» To do
Go through the lines below and copy any that hold the string "Angela".

» Component data from apps and pages
....

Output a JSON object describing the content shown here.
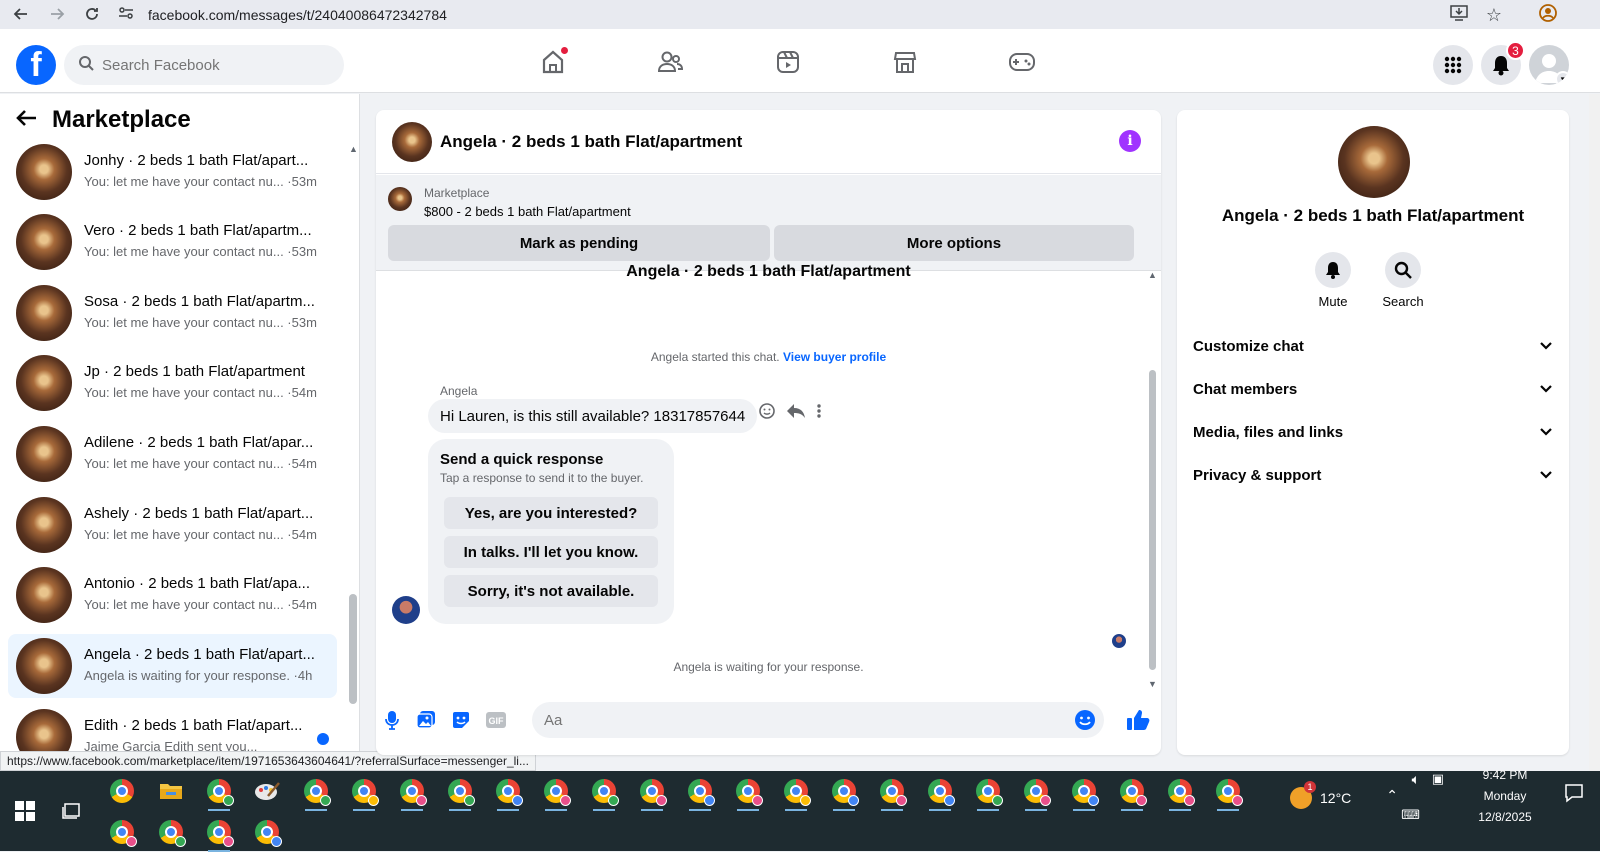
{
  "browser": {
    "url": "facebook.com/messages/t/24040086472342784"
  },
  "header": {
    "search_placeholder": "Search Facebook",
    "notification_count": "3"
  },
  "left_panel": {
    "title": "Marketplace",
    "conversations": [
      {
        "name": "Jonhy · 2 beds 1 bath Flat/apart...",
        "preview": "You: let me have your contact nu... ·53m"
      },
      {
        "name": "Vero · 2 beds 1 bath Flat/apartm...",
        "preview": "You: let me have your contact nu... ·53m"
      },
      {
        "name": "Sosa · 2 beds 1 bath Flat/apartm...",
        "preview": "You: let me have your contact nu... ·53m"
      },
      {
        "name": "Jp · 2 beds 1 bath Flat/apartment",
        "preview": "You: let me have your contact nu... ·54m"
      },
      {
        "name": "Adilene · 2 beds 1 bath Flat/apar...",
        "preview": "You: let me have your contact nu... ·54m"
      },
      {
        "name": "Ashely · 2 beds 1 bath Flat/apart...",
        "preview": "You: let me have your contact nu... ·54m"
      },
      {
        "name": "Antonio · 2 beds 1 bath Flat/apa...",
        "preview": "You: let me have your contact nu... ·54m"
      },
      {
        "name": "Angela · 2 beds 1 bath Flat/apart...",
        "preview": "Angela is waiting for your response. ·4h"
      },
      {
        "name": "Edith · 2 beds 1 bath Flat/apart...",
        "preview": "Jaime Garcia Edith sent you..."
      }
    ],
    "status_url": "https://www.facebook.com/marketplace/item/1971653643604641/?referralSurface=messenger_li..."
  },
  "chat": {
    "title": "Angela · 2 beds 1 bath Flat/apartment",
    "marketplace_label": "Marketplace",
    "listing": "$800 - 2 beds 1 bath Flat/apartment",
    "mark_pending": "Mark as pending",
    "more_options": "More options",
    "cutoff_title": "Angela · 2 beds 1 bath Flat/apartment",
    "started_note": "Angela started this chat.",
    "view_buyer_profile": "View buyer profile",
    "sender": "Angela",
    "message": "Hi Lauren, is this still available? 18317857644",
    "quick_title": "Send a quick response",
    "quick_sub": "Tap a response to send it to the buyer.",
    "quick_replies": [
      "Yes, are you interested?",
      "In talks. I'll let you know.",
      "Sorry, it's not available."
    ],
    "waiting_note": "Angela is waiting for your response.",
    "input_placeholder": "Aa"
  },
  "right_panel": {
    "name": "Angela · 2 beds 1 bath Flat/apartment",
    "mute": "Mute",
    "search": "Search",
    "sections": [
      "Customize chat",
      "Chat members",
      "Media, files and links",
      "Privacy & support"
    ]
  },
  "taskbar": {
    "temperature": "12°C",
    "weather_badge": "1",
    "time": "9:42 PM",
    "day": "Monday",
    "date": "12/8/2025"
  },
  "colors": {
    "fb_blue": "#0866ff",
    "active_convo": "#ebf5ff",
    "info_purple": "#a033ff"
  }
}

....

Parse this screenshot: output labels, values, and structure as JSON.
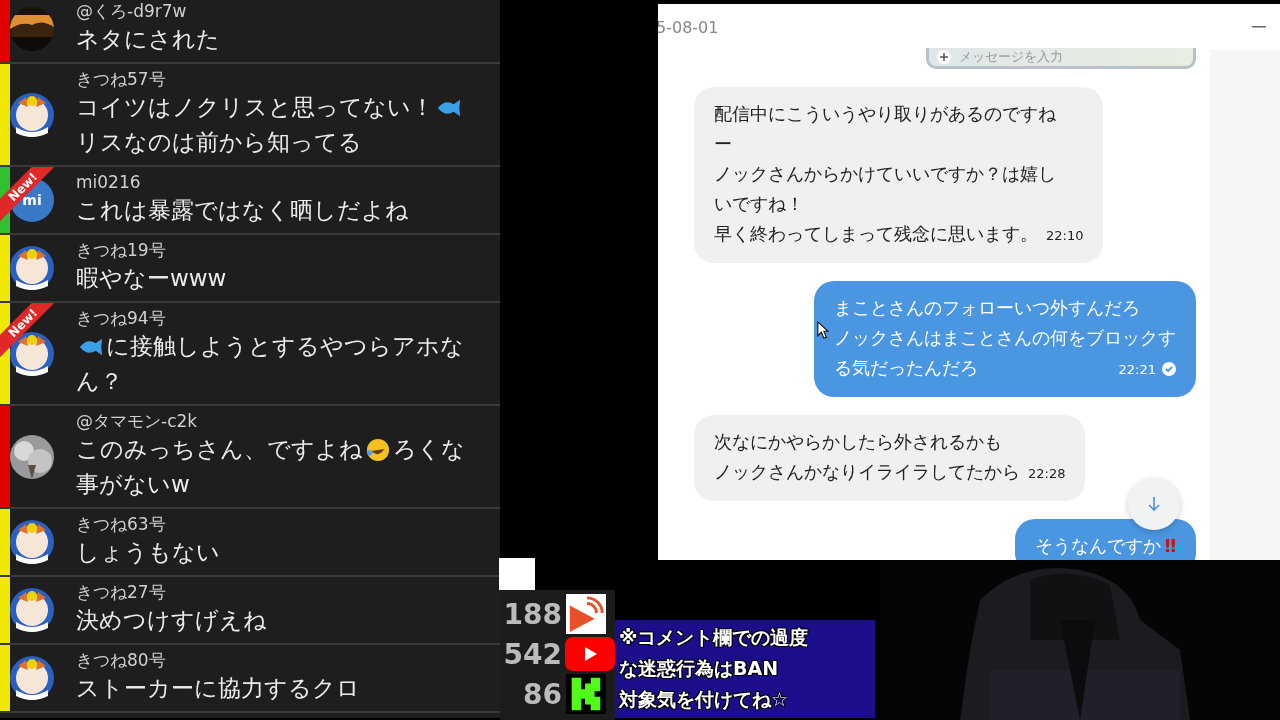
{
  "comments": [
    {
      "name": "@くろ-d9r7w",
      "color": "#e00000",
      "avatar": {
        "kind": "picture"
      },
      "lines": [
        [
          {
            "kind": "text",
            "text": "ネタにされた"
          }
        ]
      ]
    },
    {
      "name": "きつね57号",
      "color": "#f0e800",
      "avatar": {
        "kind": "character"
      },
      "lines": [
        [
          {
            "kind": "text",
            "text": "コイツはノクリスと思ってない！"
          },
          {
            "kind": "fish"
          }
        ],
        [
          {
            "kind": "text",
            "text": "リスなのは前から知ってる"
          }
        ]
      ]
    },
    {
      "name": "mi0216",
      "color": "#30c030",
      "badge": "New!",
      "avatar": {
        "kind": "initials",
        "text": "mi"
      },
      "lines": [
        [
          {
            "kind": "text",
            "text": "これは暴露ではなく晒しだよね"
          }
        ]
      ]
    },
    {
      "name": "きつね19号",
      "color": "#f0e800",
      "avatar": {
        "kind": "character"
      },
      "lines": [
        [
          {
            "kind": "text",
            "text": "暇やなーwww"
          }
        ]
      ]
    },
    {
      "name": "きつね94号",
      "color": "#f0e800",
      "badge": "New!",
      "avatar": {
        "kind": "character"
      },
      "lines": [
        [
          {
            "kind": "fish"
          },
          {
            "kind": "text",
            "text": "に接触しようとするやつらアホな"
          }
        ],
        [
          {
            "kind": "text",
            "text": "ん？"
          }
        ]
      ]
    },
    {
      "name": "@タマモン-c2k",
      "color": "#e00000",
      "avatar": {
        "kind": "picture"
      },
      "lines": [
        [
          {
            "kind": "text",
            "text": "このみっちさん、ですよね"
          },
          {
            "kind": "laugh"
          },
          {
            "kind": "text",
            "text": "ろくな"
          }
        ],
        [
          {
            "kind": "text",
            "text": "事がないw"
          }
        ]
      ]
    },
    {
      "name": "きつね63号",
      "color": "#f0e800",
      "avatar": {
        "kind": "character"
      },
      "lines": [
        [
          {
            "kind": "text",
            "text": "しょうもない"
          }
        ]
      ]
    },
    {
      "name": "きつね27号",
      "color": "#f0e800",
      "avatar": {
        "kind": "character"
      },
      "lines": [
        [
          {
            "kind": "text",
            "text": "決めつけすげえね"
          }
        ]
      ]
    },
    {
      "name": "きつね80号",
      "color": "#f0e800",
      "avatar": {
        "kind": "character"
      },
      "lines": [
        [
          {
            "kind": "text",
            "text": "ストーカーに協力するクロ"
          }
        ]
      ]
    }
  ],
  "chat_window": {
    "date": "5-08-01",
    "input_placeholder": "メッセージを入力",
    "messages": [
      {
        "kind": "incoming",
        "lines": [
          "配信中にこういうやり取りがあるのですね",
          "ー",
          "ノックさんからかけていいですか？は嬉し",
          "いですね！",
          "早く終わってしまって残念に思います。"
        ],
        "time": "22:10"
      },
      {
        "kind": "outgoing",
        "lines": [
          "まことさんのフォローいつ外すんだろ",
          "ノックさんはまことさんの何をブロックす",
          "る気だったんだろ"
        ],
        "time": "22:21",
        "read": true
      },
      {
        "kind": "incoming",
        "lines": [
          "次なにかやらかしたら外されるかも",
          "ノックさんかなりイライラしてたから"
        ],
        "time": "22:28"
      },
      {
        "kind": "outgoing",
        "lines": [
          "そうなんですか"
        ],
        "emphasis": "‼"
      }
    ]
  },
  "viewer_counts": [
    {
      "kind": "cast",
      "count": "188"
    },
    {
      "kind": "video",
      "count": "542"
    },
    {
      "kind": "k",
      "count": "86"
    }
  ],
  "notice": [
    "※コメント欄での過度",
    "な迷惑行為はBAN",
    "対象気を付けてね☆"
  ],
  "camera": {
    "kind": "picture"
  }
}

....

» Output
        "name": "Angela · 2 beds 1 bath Flat/apart...",
        "preview": "Angela is waiting for your response. ·4h"
    "title": "Angela · 2 beds 1 bath Flat/apartment",
    "cutoff_title": "Angela · 2 beds 1 bath Flat/apartment",
    "started_note": "Angela started this chat.",
    "sender": "Angela",
    "waiting_note": "Angela is waiting for your response.",
    "name": "Angela · 2 beds 1 bath Flat/apartment",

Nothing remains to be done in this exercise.